Before college: the trick is to be smart enough to figure out the right way to create your program before you start coding. I was never smart enough, and realized my errors after 15 minutes of coding. :-(
After college: estimating time to create software is impossible to do with any accuracy, so there should be no schedules.
After a few years in industry: After consistently failing to get things right the first time, I decided it was impossible. Since I was working on the Visual C++ Debugger, I decided that the key to being a successful programmer is to be really good at debugging. You write whatever you can, then use the debugger to find the problems, then fix them.

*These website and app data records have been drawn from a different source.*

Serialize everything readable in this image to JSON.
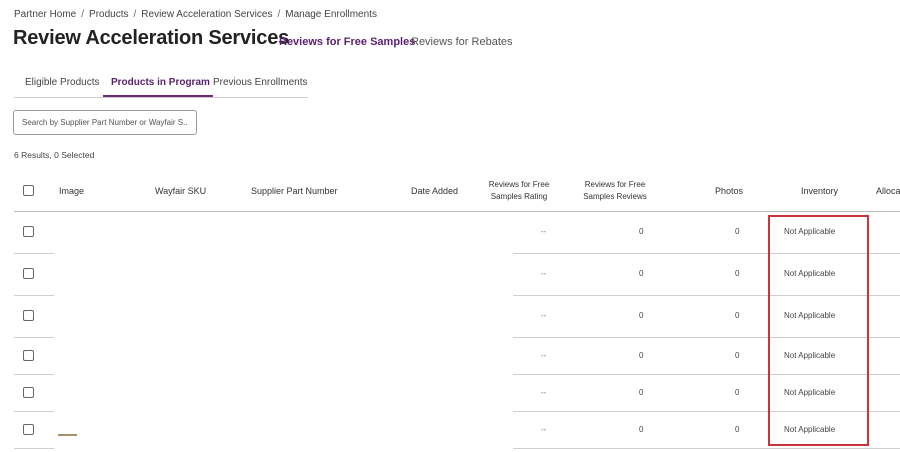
{
  "breadcrumb": [
    "Partner Home",
    "Products",
    "Review Acceleration Services",
    "Manage Enrollments"
  ],
  "page_title": "Review Acceleration Services",
  "top_tabs": [
    "Reviews for Free Samples",
    "Reviews for Rebates"
  ],
  "sub_tabs": [
    "Eligible Products",
    "Products in Program",
    "Previous Enrollments"
  ],
  "search": {
    "placeholder": "Search by Supplier Part Number or Wayfair S..."
  },
  "result_count": "6 Results,  0 Selected",
  "table": {
    "headers": [
      "Image",
      "Wayfair SKU",
      "Supplier Part Number",
      "Date Added",
      "Reviews for Free Samples Rating",
      "Reviews for Free Samples Reviews",
      "Photos",
      "Inventory",
      "Alloca"
    ],
    "rows": [
      {
        "rating": "--",
        "reviews": "0",
        "photos": "0",
        "inventory": "Not Applicable"
      },
      {
        "rating": "--",
        "reviews": "0",
        "photos": "0",
        "inventory": "Not Applicable"
      },
      {
        "rating": "--",
        "reviews": "0",
        "photos": "0",
        "inventory": "Not Applicable"
      },
      {
        "rating": "--",
        "reviews": "0",
        "photos": "0",
        "inventory": "Not Applicable"
      },
      {
        "rating": "--",
        "reviews": "0",
        "photos": "0",
        "inventory": "Not Applicable"
      },
      {
        "rating": "--",
        "reviews": "0",
        "photos": "0",
        "inventory": "Not Applicable"
      }
    ]
  },
  "colors": {
    "accent": "#5a1f6e",
    "highlight": "#c8353c"
  }
}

After another few years: I switched from the Visual C++ Debugger to the Visual C# Editor. I decided that the debugger doesn't matter, the key to being a great developer is to be great at editing. I also read Fowler's Refactoring. Instead of trying to get it right the first time, or get it wrong the first time and live with it, I decided that to get it wrong the first time, and then improve the design with refactoring.

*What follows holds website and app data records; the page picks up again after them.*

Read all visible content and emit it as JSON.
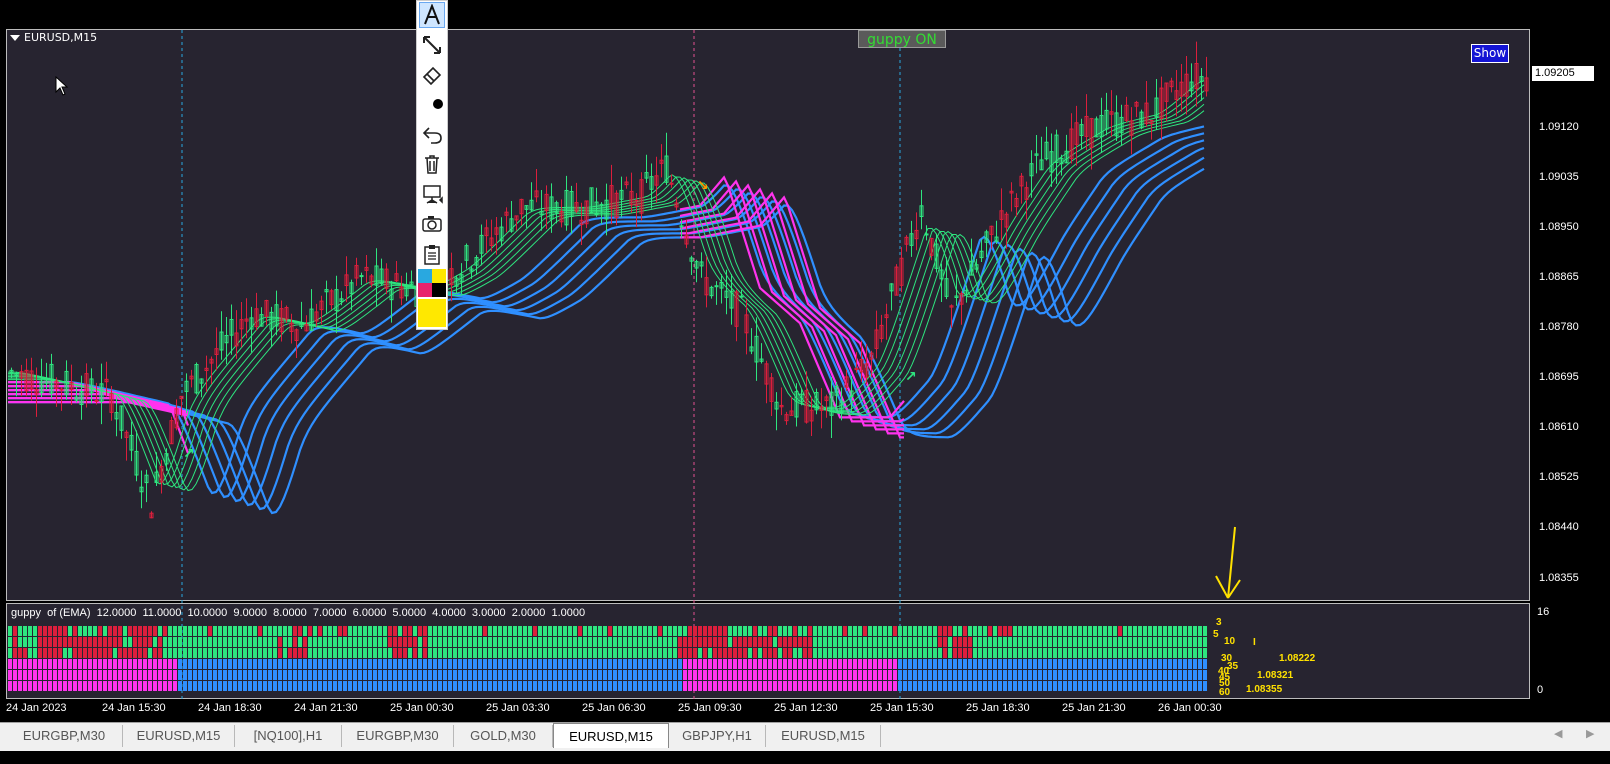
{
  "chart": {
    "symbol": "EURUSD,M15",
    "guppy_button": "guppy ON",
    "show_button": "Show",
    "current_price": "1.09205",
    "price_labels": [
      "1.09120",
      "1.09035",
      "1.08950",
      "1.08865",
      "1.08780",
      "1.08695",
      "1.08610",
      "1.08525",
      "1.08440",
      "1.08355"
    ],
    "time_labels": [
      "24 Jan 2023",
      "24 Jan 15:30",
      "24 Jan 18:30",
      "24 Jan 21:30",
      "25 Jan 00:30",
      "25 Jan 03:30",
      "25 Jan 06:30",
      "25 Jan 09:30",
      "25 Jan 12:30",
      "25 Jan 15:30",
      "25 Jan 18:30",
      "25 Jan 21:30",
      "26 Jan 00:30"
    ],
    "colors": {
      "background": "#272430",
      "bull": "#2ee57f",
      "bear": "#dc1e3c",
      "fast_ema": "#2ee57f",
      "slow_ema_up": "#2f8fff",
      "slow_ema_down": "#ff33ee"
    }
  },
  "indicator": {
    "title": "guppy  of (EMA)  12.0000  11.0000  10.0000  9.0000  8.0000  7.0000  6.0000  5.0000  4.0000  3.0000  2.0000  1.0000",
    "scale_max": "16",
    "scale_min": "0",
    "annotations": {
      "p3": "3",
      "p5": "5",
      "p10": "10",
      "p30": "30",
      "p35": "35",
      "p40": "40",
      "p45": "45",
      "p50": "50",
      "p60": "60",
      "v1": "1.08222",
      "v2": "1.08321",
      "v3": "1.08355",
      "mark": "I"
    }
  },
  "toolbar": {
    "items": [
      "text-tool",
      "arrow-tool",
      "eraser-tool",
      "dot-tool",
      "undo-tool",
      "delete-tool",
      "presentation-tool",
      "screenshot-tool",
      "clipboard-tool"
    ],
    "swatches": [
      "#29a8e0",
      "#ffe800",
      "#e8236d",
      "#000000",
      "#ffe800"
    ]
  },
  "tabs": [
    "EURGBP,M30",
    "EURUSD,M15",
    "[NQ100],H1",
    "EURGBP,M30",
    "GOLD,M30",
    "EURUSD,M15",
    "GBPJPY,H1",
    "EURUSD,M15"
  ],
  "active_tab": 5
}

Further learnings: Simplicity and clarity of code are critical. Get those right, and you every other thing you could want (correctness, performance, ability to add new features) become accessible. Also, whenever you have a bug, don't just fix the bug, don't just fix similar bugs in other places, but change how you do things to guarantee that kind of mistake will never happen again.
As a manager, I led a team according to the values of simplicity, refactoring, clarity, testability, getting feedback quickly, striving for good design, coding practices that eliminate entire classes of mistakes, etc. We were fantastically successful. As an individual developer I continued to follow what I had learned as a manager, and had the greatest productivity of my career (although my former team was much better at it than I was.) My point is that these principles have been tested in the real world.